About the artist
Artist Michael Landy (b. 1963) grew up in East London where he still lives. Throughout his life most of his journeys have started out on the Central line.
Landy was inspired to be an artist when as a child a picture he had made was shown on the BBC TV programme Take Hart. After school he studied art at Loughton, Loughborough and Goldsmiths colleges. Shortly afterwards he achieved acclaim as one of the Young British Artists who transformed the international art scene in the early 1990s.
Landy’s major projects include Break Down (Artangel, 2001), where he destroyed all his material possessions. He made a painstakingly detailed list of everything he owned, totalling 7,227 items. Then, a team of boiler-suited helpers passed them all one by one along a conveyor belt to be shredded and granulated in a former C&A store on Oxford Street. He walked away with nothing but a pair of overalls. The experience led him to reflect deeply on the value of the small acts of compassion that connect us with others, triggering his idea for Acts of Kindness.
His major projects include Semi-Detached (2004), for which he reproduced his parents’ house to scale inside the galleries of Tate Britain, and Art Bin (2010) at the South London Gallery where he invited artists to come and throw away their work.
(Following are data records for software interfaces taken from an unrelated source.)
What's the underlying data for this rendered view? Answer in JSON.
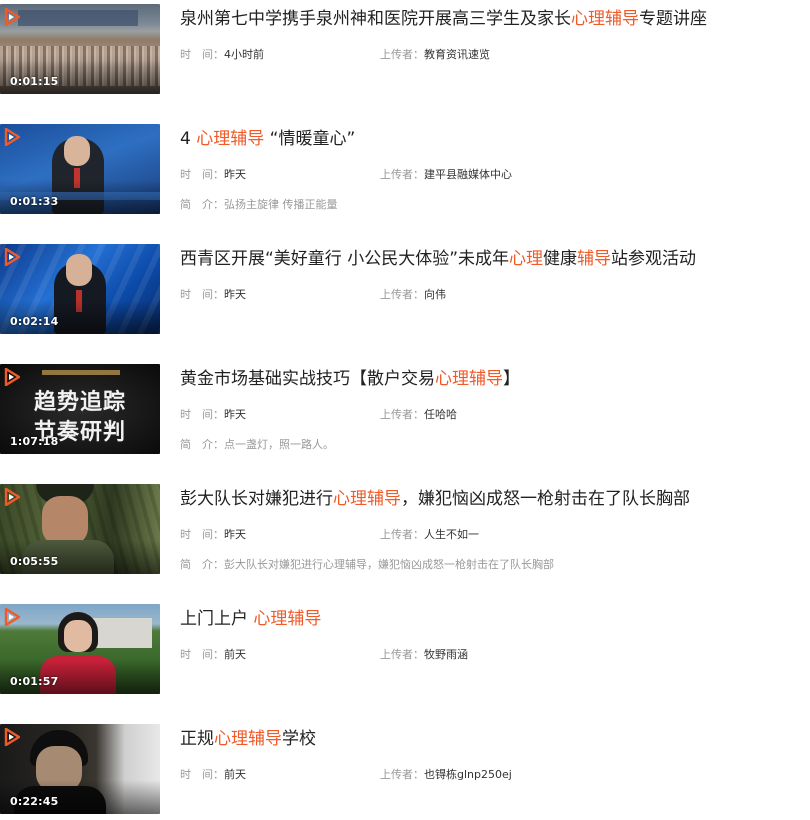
{
  "labels": {
    "time": "时　间：",
    "uploader": "上传者：",
    "intro": "简　介："
  },
  "items": [
    {
      "title_parts": [
        "泉州第七中学携手泉州神和医院开展高三学生及家长",
        "心理辅导",
        "专题讲座"
      ],
      "time": "4小时前",
      "uploader": "教育资讯速览",
      "intro": "",
      "duration": "0:01:15"
    },
    {
      "title_parts": [
        "4 ",
        "心理辅导",
        " “情暖童心”"
      ],
      "time": "昨天",
      "uploader": "建平县融媒体中心",
      "intro": "弘扬主旋律 传播正能量",
      "duration": "0:01:33"
    },
    {
      "title_parts": [
        "西青区开展“美好童行 小公民大体验”未成年",
        "心理",
        "健康",
        "辅导",
        "站参观活动"
      ],
      "time": "昨天",
      "uploader": "向伟",
      "intro": "",
      "duration": "0:02:14"
    },
    {
      "title_parts": [
        "黄金市场基础实战技巧【散户交易",
        "心理辅导",
        "】"
      ],
      "time": "昨天",
      "uploader": "任哈哈",
      "intro": "点一盏灯，照一路人。",
      "duration": "1:07:18",
      "thumb_text": [
        "趋势追踪",
        "节奏研判"
      ]
    },
    {
      "title_parts": [
        "彭大队长对嫌犯进行",
        "心理辅导",
        "，嫌犯恼凶成怒一枪射击在了队长胸部"
      ],
      "time": "昨天",
      "uploader": "人生不如一",
      "intro": "彭大队长对嫌犯进行心理辅导，嫌犯恼凶成怒一枪射击在了队长胸部",
      "duration": "0:05:55"
    },
    {
      "title_parts": [
        "上门上户 ",
        "心理辅导"
      ],
      "time": "前天",
      "uploader": "牧野雨涵",
      "intro": "",
      "duration": "0:01:57"
    },
    {
      "title_parts": [
        "正规",
        "心理辅导",
        "学校"
      ],
      "time": "前天",
      "uploader": "也锝栋glnp250ej",
      "intro": "",
      "duration": "0:22:45"
    }
  ],
  "colors": {
    "highlight": "#f05a28",
    "play_icon": "#f05a28"
  }
}
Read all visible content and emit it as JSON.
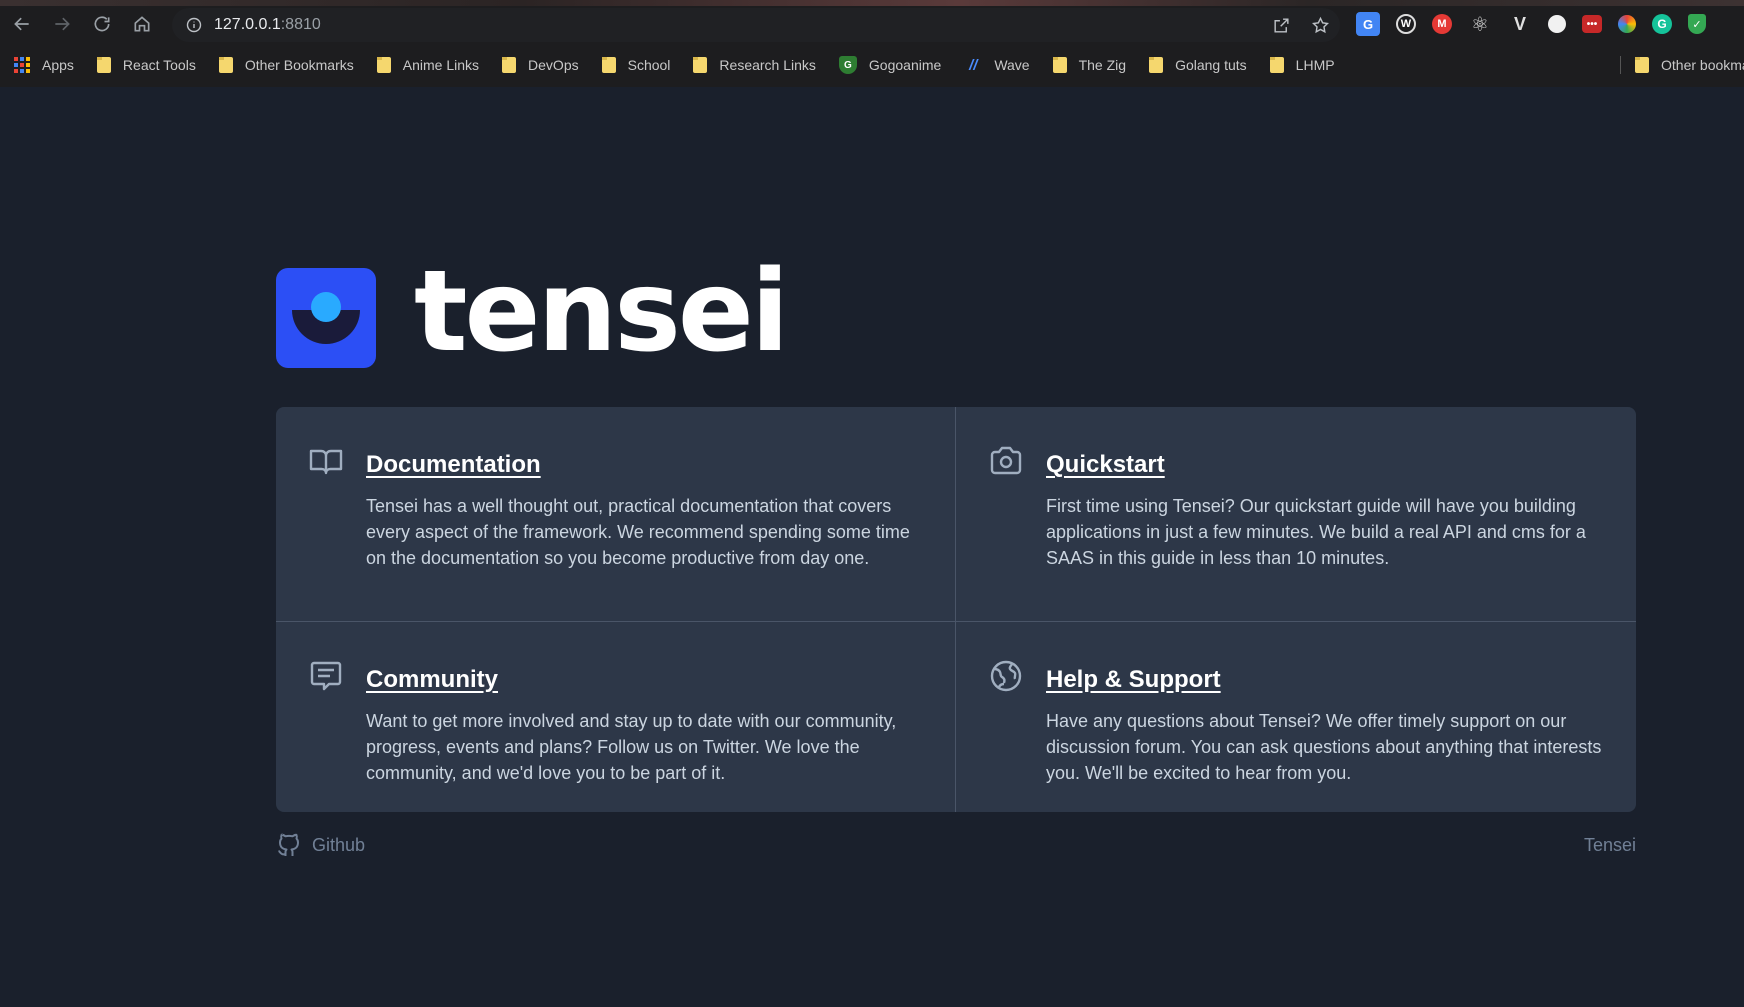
{
  "browser": {
    "url_host": "127.0.0.1",
    "url_port": ":8810",
    "extensions": [
      {
        "name": "translate-extension",
        "glyph": "G",
        "color": "#4285f4"
      },
      {
        "name": "w-extension",
        "glyph": "W",
        "color": "#3a3a3a"
      },
      {
        "name": "m-extension",
        "glyph": "M",
        "color": "#e53935"
      },
      {
        "name": "react-devtools-extension",
        "glyph": "⚛",
        "color": "#1d1d1f"
      },
      {
        "name": "v-extension",
        "glyph": "V",
        "color": "#1d1d1f"
      },
      {
        "name": "circle-extension",
        "glyph": "●",
        "color": "#1d1d1f"
      },
      {
        "name": "red-extension",
        "glyph": "▣",
        "color": "#c62828"
      },
      {
        "name": "color-extension",
        "glyph": "◆",
        "color": "#1d1d1f"
      },
      {
        "name": "grammarly-extension",
        "glyph": "G",
        "color": "#15c39a"
      },
      {
        "name": "shield-extension",
        "glyph": "✓",
        "color": "#34a853"
      }
    ],
    "bookmarks": {
      "apps": "Apps",
      "items": [
        "React Tools",
        "Other Bookmarks",
        "Anime Links",
        "DevOps",
        "School",
        "Research Links",
        "Gogoanime",
        "Wave",
        "The Zig",
        "Golang tuts",
        "LHMP"
      ],
      "other": "Other bookma"
    }
  },
  "logo": {
    "text": "tensei"
  },
  "cards": [
    {
      "title": "Documentation",
      "text": "Tensei has a well thought out, practical documentation that covers every aspect of the framework. We recommend spending some time on the documentation so you become productive from day one."
    },
    {
      "title": "Quickstart",
      "text": "First time using Tensei? Our quickstart guide will have you building applications in just a few minutes. We build a real API and cms for a SAAS in this guide in less than 10 minutes."
    },
    {
      "title": "Community",
      "text": "Want to get more involved and stay up to date with our community, progress, events and plans? Follow us on Twitter. We love the community, and we'd love you to be part of it."
    },
    {
      "title": "Help & Support",
      "text": "Have any questions about Tensei? We offer timely support on our discussion forum. You can ask questions about anything that interests you. We'll be excited to hear from you."
    }
  ],
  "footer": {
    "github": "Github",
    "brand": "Tensei"
  }
}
Landy is currently Associate Artist at the National Gallery. In recognition of his major contribution to contemporary art, he was made a lifetime member of the Royal Academy of Arts in 2008.